■ **Requirement**
Write out, precisely and in full, each line of the material.

Given data Start Marker

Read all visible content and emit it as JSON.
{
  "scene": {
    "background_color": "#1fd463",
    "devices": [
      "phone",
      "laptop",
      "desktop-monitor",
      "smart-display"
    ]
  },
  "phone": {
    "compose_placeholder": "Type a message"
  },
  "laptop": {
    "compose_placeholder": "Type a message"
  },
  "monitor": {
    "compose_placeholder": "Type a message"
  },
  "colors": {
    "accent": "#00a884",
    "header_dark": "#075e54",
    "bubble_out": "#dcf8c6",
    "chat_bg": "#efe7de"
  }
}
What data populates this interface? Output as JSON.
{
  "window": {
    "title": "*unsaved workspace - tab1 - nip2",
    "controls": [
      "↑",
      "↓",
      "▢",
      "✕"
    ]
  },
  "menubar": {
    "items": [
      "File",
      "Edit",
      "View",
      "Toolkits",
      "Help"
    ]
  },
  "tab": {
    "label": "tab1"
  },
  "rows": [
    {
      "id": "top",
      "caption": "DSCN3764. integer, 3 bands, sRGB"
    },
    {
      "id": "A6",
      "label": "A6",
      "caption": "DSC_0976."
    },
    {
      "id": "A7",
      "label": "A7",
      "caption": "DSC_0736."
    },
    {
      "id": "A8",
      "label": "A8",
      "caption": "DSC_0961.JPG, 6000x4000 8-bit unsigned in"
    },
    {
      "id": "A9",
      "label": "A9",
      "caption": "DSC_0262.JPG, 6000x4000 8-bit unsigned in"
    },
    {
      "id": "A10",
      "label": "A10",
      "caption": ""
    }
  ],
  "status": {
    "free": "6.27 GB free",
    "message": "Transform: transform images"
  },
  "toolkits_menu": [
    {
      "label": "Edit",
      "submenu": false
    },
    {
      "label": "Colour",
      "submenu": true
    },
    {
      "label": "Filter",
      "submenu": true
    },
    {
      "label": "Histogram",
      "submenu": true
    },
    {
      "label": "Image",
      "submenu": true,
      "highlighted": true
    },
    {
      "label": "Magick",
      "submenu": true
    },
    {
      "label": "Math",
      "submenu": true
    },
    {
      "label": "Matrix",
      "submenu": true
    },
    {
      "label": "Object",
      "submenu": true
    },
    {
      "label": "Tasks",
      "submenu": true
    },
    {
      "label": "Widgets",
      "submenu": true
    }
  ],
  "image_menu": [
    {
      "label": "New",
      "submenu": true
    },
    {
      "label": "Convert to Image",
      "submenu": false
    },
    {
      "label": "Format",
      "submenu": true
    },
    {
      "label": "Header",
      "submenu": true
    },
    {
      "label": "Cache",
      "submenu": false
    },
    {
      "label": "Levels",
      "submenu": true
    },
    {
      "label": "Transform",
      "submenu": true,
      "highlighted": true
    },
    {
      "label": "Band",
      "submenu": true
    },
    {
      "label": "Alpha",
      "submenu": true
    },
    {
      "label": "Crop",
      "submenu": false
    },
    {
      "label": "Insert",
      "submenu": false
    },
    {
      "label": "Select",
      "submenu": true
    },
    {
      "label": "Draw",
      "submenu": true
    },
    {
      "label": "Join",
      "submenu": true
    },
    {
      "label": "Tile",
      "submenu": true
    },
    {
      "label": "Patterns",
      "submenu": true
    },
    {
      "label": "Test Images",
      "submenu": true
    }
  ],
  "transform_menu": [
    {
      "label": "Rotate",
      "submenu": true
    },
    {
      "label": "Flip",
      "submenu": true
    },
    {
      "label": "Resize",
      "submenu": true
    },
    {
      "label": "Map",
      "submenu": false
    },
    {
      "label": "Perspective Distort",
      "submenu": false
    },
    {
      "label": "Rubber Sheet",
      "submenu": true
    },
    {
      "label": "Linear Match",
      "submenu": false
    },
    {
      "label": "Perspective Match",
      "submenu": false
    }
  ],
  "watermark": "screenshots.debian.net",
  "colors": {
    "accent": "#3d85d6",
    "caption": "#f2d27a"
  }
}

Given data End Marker

■ **Answer space**
Read all visible content and emit it as JSON.
{
  "scene": {
    "background_color": "#1fd463",
    "devices": [
      "phone",
      "laptop",
      "desktop-monitor",
      "smart-display"
    ]
  },
  "phone": {
    "compose_placeholder": "Type a message"
  },
  "laptop": {
    "compose_placeholder": "Type a message"
  },
  "monitor": {
    "compose_placeholder": "Type a message"
  },
  "colors": {
    "accent": "#00a884",
    "header_dark": "#075e54",
    "bubble_out": "#dcf8c6",
    "chat_bg": "#efe7de"
  }
}
What data populates this interface? Output as JSON.
{
  "window": {
    "title": "*unsaved workspace - tab1 - nip2",
    "controls": [
      "↑",
      "↓",
      "▢",
      "✕"
    ]
  },
  "menubar": {
    "items": [
      "File",
      "Edit",
      "View",
      "Toolkits",
      "Help"
    ]
  },
  "tab": {
    "label": "tab1"
  },
  "rows": [
    {
      "id": "top",
      "caption": "DSCN3764. integer, 3 bands, sRGB"
    },
    {
      "id": "A6",
      "label": "A6",
      "caption": "DSC_0976."
    },
    {
      "id": "A7",
      "label": "A7",
      "caption": "DSC_0736."
    },
    {
      "id": "A8",
      "label": "A8",
      "caption": "DSC_0961.JPG, 6000x4000 8-bit unsigned in"
    },
    {
      "id": "A9",
      "label": "A9",
      "caption": "DSC_0262.JPG, 6000x4000 8-bit unsigned in"
    },
    {
      "id": "A10",
      "label": "A10",
      "caption": ""
    }
  ],
  "status": {
    "free": "6.27 GB free",
    "message": "Transform: transform images"
  },
  "toolkits_menu": [
    {
      "label": "Edit",
      "submenu": false
    },
    {
      "label": "Colour",
      "submenu": true
    },
    {
      "label": "Filter",
      "submenu": true
    },
    {
      "label": "Histogram",
      "submenu": true
    },
    {
      "label": "Image",
      "submenu": true,
      "highlighted": true
    },
    {
      "label": "Magick",
      "submenu": true
    },
    {
      "label": "Math",
      "submenu": true
    },
    {
      "label": "Matrix",
      "submenu": true
    },
    {
      "label": "Object",
      "submenu": true
    },
    {
      "label": "Tasks",
      "submenu": true
    },
    {
      "label": "Widgets",
      "submenu": true
    }
  ],
  "image_menu": [
    {
      "label": "New",
      "submenu": true
    },
    {
      "label": "Convert to Image",
      "submenu": false
    },
    {
      "label": "Format",
      "submenu": true
    },
    {
      "label": "Header",
      "submenu": true
    },
    {
      "label": "Cache",
      "submenu": false
    },
    {
      "label": "Levels",
      "submenu": true
    },
    {
      "label": "Transform",
      "submenu": true,
      "highlighted": true
    },
    {
      "label": "Band",
      "submenu": true
    },
    {
      "label": "Alpha",
      "submenu": true
    },
    {
      "label": "Crop",
      "submenu": false
    },
    {
      "label": "Insert",
      "submenu": false
    },
    {
      "label": "Select",
      "submenu": true
    },
    {
      "label": "Draw",
      "submenu": true
    },
    {
      "label": "Join",
      "submenu": true
    },
    {
      "label": "Tile",
      "submenu": true
    },
    {
      "label": "Patterns",
      "submenu": true
    },
    {
      "label": "Test Images",
      "submenu": true
    }
  ],
  "transform_menu": [
    {
      "label": "Rotate",
      "submenu": true
    },
    {
      "label": "Flip",
      "submenu": true
    },
    {
      "label": "Resize",
      "submenu": true
    },
    {
      "label": "Map",
      "submenu": false
    },
    {
      "label": "Perspective Distort",
      "submenu": false
    },
    {
      "label": "Rubber Sheet",
      "submenu": true
    },
    {
      "label": "Linear Match",
      "submenu": false
    },
    {
      "label": "Perspective Match",
      "submenu": false
    }
  ],
  "watermark": "screenshots.debian.net",
  "colors": {
    "accent": "#3d85d6",
    "caption": "#f2d27a"
  }
}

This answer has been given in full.